(image ) I just reviewed this presentation from Paul Adams, research lead for social at Google (embedded below). He works on Buzz and YouTube, and presumably, whatever is next from Google, including the rumored “Google Me.”
His presentation is good, and worthy of your time if you are interested in the impact of social media on culture and business. Note, however, that it’s clearly biased against Facebook, coming as it does from Google. It’s in Google’s interest to deconstruct Facebook as a service, finding faults along the way, which this presentation does in spades.
In essence, Adams points out that Facebook lacks what I’ve come to call instrumentation. On Facebook we cannot manage our social relationships with any of the nuance that we do in real life. We don’t have the instrumentation, neither the tools nor the mores (more on that in a bit).

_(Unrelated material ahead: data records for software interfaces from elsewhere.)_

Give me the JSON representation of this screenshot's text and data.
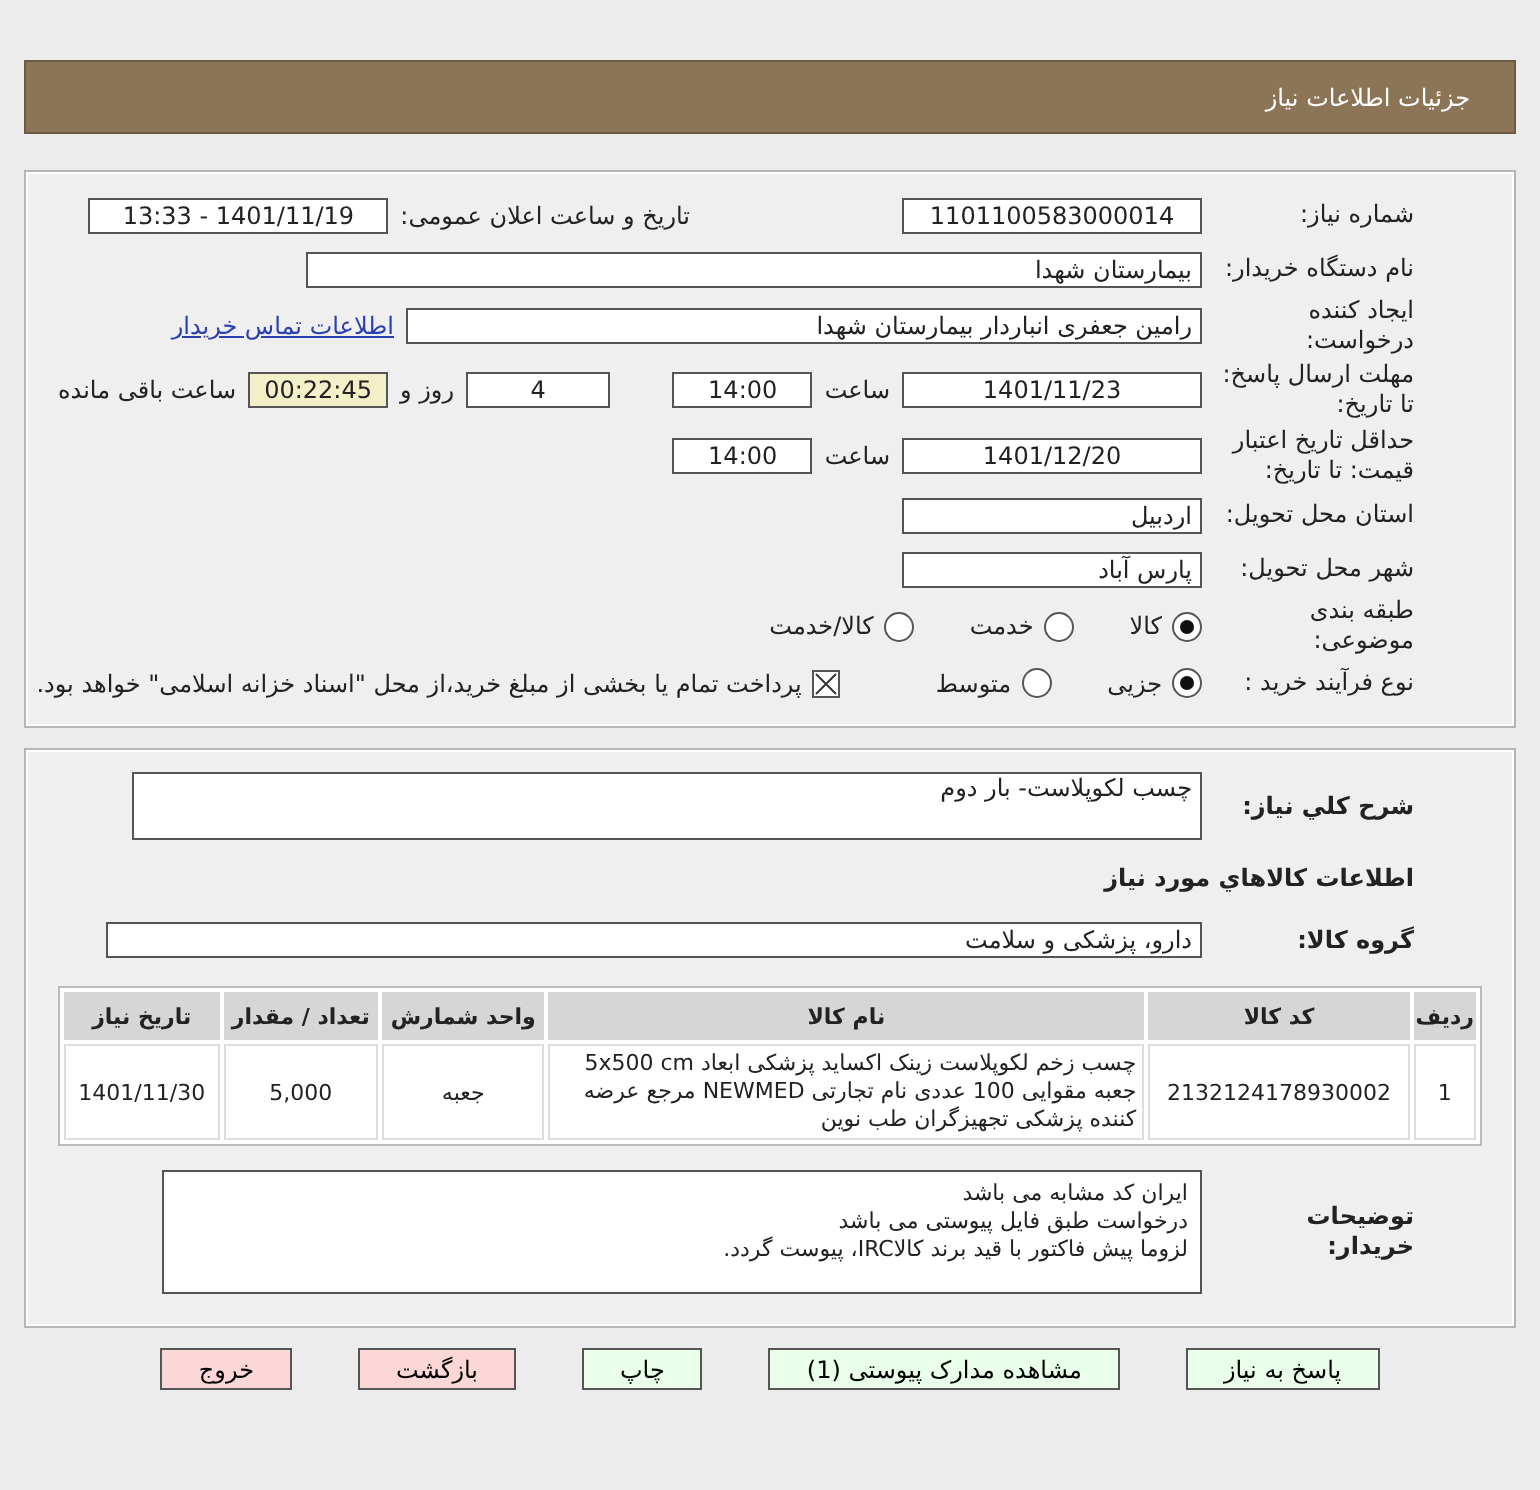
{
  "title": "جزئیات اطلاعات نیاز",
  "need_number": {
    "label": "شماره نیاز:",
    "value": "1101100583000014"
  },
  "announce": {
    "label": "تاریخ و ساعت اعلان عمومی:",
    "value": "1401/11/19 - 13:33"
  },
  "buyer_org": {
    "label": "نام دستگاه خریدار:",
    "value": "بیمارستان شهدا"
  },
  "requester": {
    "label": "ایجاد کننده درخواست:",
    "value": "رامین جعفری انباردار بیمارستان شهدا",
    "link": "اطلاعات تماس خریدار"
  },
  "deadline": {
    "label": "مهلت ارسال پاسخ: تا تاریخ:",
    "date": "1401/11/23",
    "time_label": "ساعت",
    "time": "14:00",
    "days": "4",
    "days_label": "روز و",
    "remaining": "00:22:45",
    "remaining_label": "ساعت باقی مانده"
  },
  "validity": {
    "label": "حداقل تاریخ اعتبار قیمت: تا تاریخ:",
    "date": "1401/12/20",
    "time_label": "ساعت",
    "time": "14:00"
  },
  "province": {
    "label": "استان محل تحویل:",
    "value": "اردبیل"
  },
  "city": {
    "label": "شهر محل تحویل:",
    "value": "پارس آباد"
  },
  "category": {
    "label": "طبقه بندی موضوعی:",
    "options": [
      {
        "label": "کالا",
        "selected": true
      },
      {
        "label": "خدمت",
        "selected": false
      },
      {
        "label": "کالا/خدمت",
        "selected": false
      }
    ]
  },
  "process": {
    "label": "نوع فرآیند خرید :",
    "options": [
      {
        "label": "جزیی",
        "selected": true
      },
      {
        "label": "متوسط",
        "selected": false
      }
    ],
    "payment": {
      "checked": true,
      "text": "پرداخت تمام یا بخشی از مبلغ خرید،از محل \"اسناد خزانه اسلامی\" خواهد بود."
    }
  },
  "description": {
    "label": "شرح كلي نياز:",
    "value": "چسب لکوپلاست- بار دوم"
  },
  "items_heading": "اطلاعات كالاهاي مورد نياز",
  "goods_group": {
    "label": "گروه کالا:",
    "value": "دارو، پزشکی و سلامت"
  },
  "table": {
    "columns": [
      "ردیف",
      "کد کالا",
      "نام کالا",
      "واحد شمارش",
      "تعداد / مقدار",
      "تاریخ نیاز"
    ],
    "rows": [
      [
        "1",
        "2132124178930002",
        "چسب زخم لکوپلاست زینک اکساید پزشکی ابعاد 5x500 cm جعبه مقوایی 100 عددی نام تجارتی NEWMED مرجع عرضه کننده پزشکی تجهیزگران طب نوین",
        "جعبه",
        "5,000",
        "1401/11/30"
      ]
    ]
  },
  "notes": {
    "label": "توضیحات خریدار:",
    "lines": [
      "ایران کد مشابه می باشد",
      "درخواست طبق فایل پیوستی می باشد",
      "لزوما پیش فاکتور با قید برند کالاIRC،  پیوست گردد."
    ]
  },
  "buttons": [
    {
      "label": "پاسخ به نیاز",
      "kind": "normal"
    },
    {
      "label": "مشاهده مدارک پیوستی (1)",
      "kind": "normal"
    },
    {
      "label": "چاپ",
      "kind": "normal"
    },
    {
      "label": "بازگشت",
      "kind": "danger"
    },
    {
      "label": "خروج",
      "kind": "danger"
    }
  ]
}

On Facebook, Adams points out, we have one big group of “friends.” Clearly, that’s not true in our lives. We have groups of friends, some of them with strong ties, some weak, some temporary, and many not friends at all, but colleagues, or family members, or members of a club or hobby.
Adams suggests we, as architects of what I like to call the conversation economy, should design for how we really interact with people, and I completely agree. However, it’s not that simple (Adams makes this point in his talk, but I’m going to take it a bit further here).
Certainly Adams – and his employer Google – see a significant opportunity in creating a better social networking mousetrap. But as he points out, it’s not just about making a better Facebook (though I’ve heard that “Google Me” is, in essence, attempting to be just that.) It’s about a wholesale shift in how we experience the Internet – the same shift many folks have mislabeled* as “the semantic web” – a shift toward designing the web around people, rather than pages, content, or even search.
The problem is, while I agree with the idea of designing around people, the truth is that we haven’t quite figured out what this design looks like. It’s rather like attempting to design an industrialized city while living in 1200 AD. Not only has the technology not evolved (power grids, modern plumbing, automobiles, communications networks etc.), but equally importantly, the social mores have not developed as well.
As I often say in talks to agencies and brands (just did four of them last week), we are in the midst of a significant shift in our cultural history, one similar as our move, as a species, from a largely agrarian culture to one based on the modern city. That shift took roughly 1000 years to occur. And as it did, we renegotiated nearly every aspect of our social mores – the values that we hold as community standards. You need a new set of shared and respected rules to move from a village of 150 or so farmers, who knew each other very well, to a city of 1.5 million inhabitants, most of whom don’t know each other, but live packed together in multi-story apartment buildings.
And we certainly did develop a new set of mores. In the western world, this culminated is what many call “Victorian” society, with elaborate principles of etiquette and relationships. In the US anyway, we’re still deeply effected by Victorian culture.
As we move online, we’re once again making a great migration of social mores, and this time it’s one not entirely tethered to physicality, location, or regional constraints. And this shift is happening far more quickly than the last one. Adams does a good job of outlining some of the new interactions that occur online – temporary ties to people we’ll most likely never interact with again, but who might have commented on our online review, or liked our picture on Facebook, or answered our product registration question via IM, text, or phone call.
This is uncharted territory, and we’re very early in the instrumentation process. We’re not certain, in advance of a given interaction, what’s right and what’s wrong, but we seem to know it when we see it. Adams’ advice is to design for how humans interact with each other, and at some core level I agree. But I also think we’re not always certain how we might end up behaving in this new world. So I wouldn’t want it limited to the mores we currently evince. That would be like designing Victorian London with the mores of a farming village.
Formation of new cultures like cities, or online communities, require that a process be, in the phrase of Kevin Kelly, a bit out of control. Attempting to design the future is usually fruitless. Instead, as designers (and developers, architects, publishers, brands…), we must pay close attention to shifting behaviors, listen and participate deeply, and design as fast followers to where this culture leads us. Sometimes, as with the original Facebook, we end up creating something that strikes a deep nerve for connection. When that happens, we are catapulted into a position of leadership, but we shouldn’t assume that adoption equates with finality. It’s way too early for that, and and I think this really is Adams’ core thesis.
What remains to be seen is if a company like Google is capable of this kind of design, or whether it comes from somewhere entirely outside our current field of vision. My guess is a bit of both. I am quite certain, however, that Facebook is already paying attention to this instrumentation problem. I expect many of Adams’ critiques will be addressed, and quickly, in future revisions of the Facebook service.
It’s certainly an exciting time to be in this industry, and in this society. They’re increasingly one and the same thing.